Information about the trade between European Union member states is vital to governments and other users, including businesses themselves.
How are trade statistics used?
In the UK, the government uses trade statistics to monitor the health of the economy. The statistics are an important part of the Balance of Payments account, supplied by the Office for National Statistics. Trade figures also affect other decisions that have an impact on our daily life in the UK. For example, they may play a part in persuading the Bank of England to change interest rates. The effects of this are felt in mortgage rates, utility bills, excise duty rates, credit card costs and so on.
A number of UK government departments use the trade statistics provided by businesses to spot trends, set trade policy and find ways to help UK businesses.
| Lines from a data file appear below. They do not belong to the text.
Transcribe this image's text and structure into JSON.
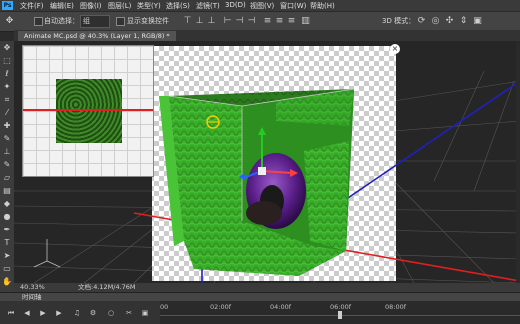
{
  "menubar": {
    "logo": "Ps",
    "items": [
      "文件(F)",
      "编辑(E)",
      "图像(I)",
      "图层(L)",
      "类型(Y)",
      "选择(S)",
      "滤镜(T)",
      "3D(D)",
      "视图(V)",
      "窗口(W)",
      "帮助(H)"
    ]
  },
  "options": {
    "auto_select_label": "自动选择：",
    "auto_select_value": "组",
    "show_transform_label": "显示变换控件",
    "mode_label": "3D 模式："
  },
  "document": {
    "tab_title": "Animate MC.psd @ 40.3% (Layer 1, RGB/8) *"
  },
  "status": {
    "zoom": "40.33%",
    "doc_info": "文档:4.12M/4.76M"
  },
  "timeline": {
    "label": "时间轴",
    "ticks": [
      "00",
      "02:00f",
      "04:00f",
      "06:00f",
      "08:00f"
    ]
  },
  "colors": {
    "accent": "#31a8ff",
    "cube_green": "#35b52a",
    "torus_purple": "#5a1f8a",
    "axis_red": "#e02020",
    "axis_blue": "#2020c0"
  },
  "icons": {
    "move": "move-icon",
    "close": "close-icon",
    "play": "play-icon",
    "scissors": "scissors-icon"
  }
}
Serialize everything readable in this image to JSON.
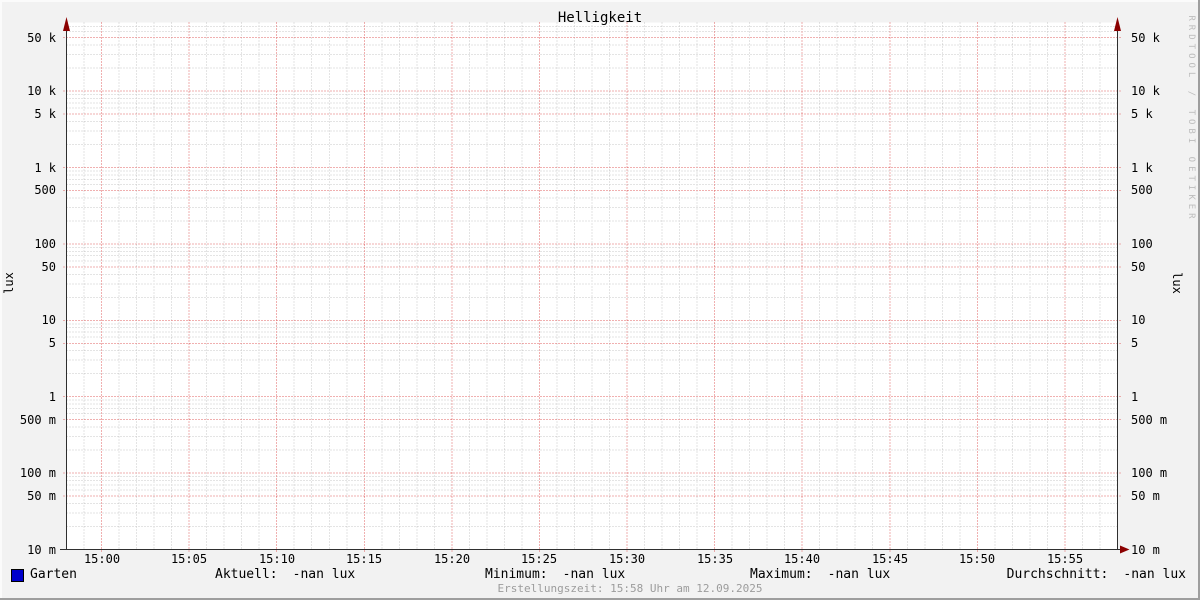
{
  "chart_data": {
    "type": "line",
    "title": "Helligkeit",
    "ylabel": "lux",
    "yscale": "log",
    "ylim": [
      0.01,
      80000
    ],
    "grid_on": true,
    "legend_position": "bottom",
    "x_ticks": [
      "15:00",
      "15:05",
      "15:10",
      "15:15",
      "15:20",
      "15:25",
      "15:30",
      "15:35",
      "15:40",
      "15:45",
      "15:50",
      "15:55"
    ],
    "y_ticks": [
      {
        "value": 50000,
        "label": "50 k"
      },
      {
        "value": 10000,
        "label": "10 k"
      },
      {
        "value": 5000,
        "label": "5 k"
      },
      {
        "value": 1000,
        "label": "1 k"
      },
      {
        "value": 500,
        "label": "500"
      },
      {
        "value": 100,
        "label": "100"
      },
      {
        "value": 50,
        "label": "50"
      },
      {
        "value": 10,
        "label": "10"
      },
      {
        "value": 5,
        "label": "5"
      },
      {
        "value": 1,
        "label": "1"
      },
      {
        "value": 0.5,
        "label": "500 m"
      },
      {
        "value": 0.1,
        "label": "100 m"
      },
      {
        "value": 0.05,
        "label": "50 m"
      },
      {
        "value": 0.01,
        "label": "10 m"
      }
    ],
    "series": [
      {
        "name": "Garten",
        "color": "#0000cc",
        "values": []
      }
    ],
    "no_data": true,
    "stats": [
      {
        "label": "Aktuell:",
        "value": "-nan lux"
      },
      {
        "label": "Minimum:",
        "value": "-nan lux"
      },
      {
        "label": "Maximum:",
        "value": "-nan lux"
      },
      {
        "label": "Durchschnitt:",
        "value": "-nan lux"
      }
    ],
    "colors": {
      "background": "#f2f2f2",
      "canvas": "#ffffff",
      "minor_grid": "#c8c8c8",
      "major_grid": "#e06060",
      "axis": "#2f2f2f",
      "arrow": "#8b0000"
    }
  },
  "footer": {
    "creation_text": "Erstellungszeit: 15:58 Uhr am 12.09.2025"
  },
  "watermark": "RRDTOOL / TOBI OETIKER"
}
Outside the UK, Intrastat data is included in the trade information supplied to the European Commission, the European Central Bank and United Nations bodies such as the International Monetary Fund.
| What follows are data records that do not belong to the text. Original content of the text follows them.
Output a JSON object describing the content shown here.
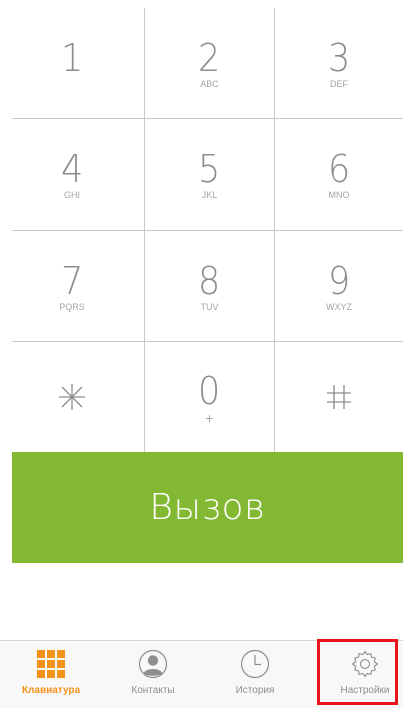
{
  "keypad": {
    "keys": [
      {
        "digit": "1",
        "letters": ""
      },
      {
        "digit": "2",
        "letters": "ABC"
      },
      {
        "digit": "3",
        "letters": "DEF"
      },
      {
        "digit": "4",
        "letters": "GHI"
      },
      {
        "digit": "5",
        "letters": "JKL"
      },
      {
        "digit": "6",
        "letters": "MNO"
      },
      {
        "digit": "7",
        "letters": "PQRS"
      },
      {
        "digit": "8",
        "letters": "TUV"
      },
      {
        "digit": "9",
        "letters": "WXYZ"
      },
      {
        "digit": "0",
        "letters": "+"
      }
    ],
    "star_icon": "asterisk-icon",
    "hash_icon": "hash-icon"
  },
  "call_button": {
    "label": "Вызов",
    "color": "#83b833"
  },
  "tabbar": {
    "active_color": "#f2921b",
    "tabs": [
      {
        "label": "Клавиатура",
        "icon": "keypad-grid-icon",
        "active": true
      },
      {
        "label": "Контакты",
        "icon": "contact-person-icon",
        "active": false
      },
      {
        "label": "История",
        "icon": "clock-icon",
        "active": false
      },
      {
        "label": "Настройки",
        "icon": "gear-icon",
        "active": false
      }
    ]
  },
  "highlight_color": "#e8141c"
}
Your business can benefit greatly by using trade data to assess market share, look for gaps in the market and develop new markets. You should supply accurate and complete data by the due date. Persistently returning inaccurate or late data may lead to you incurring penalties.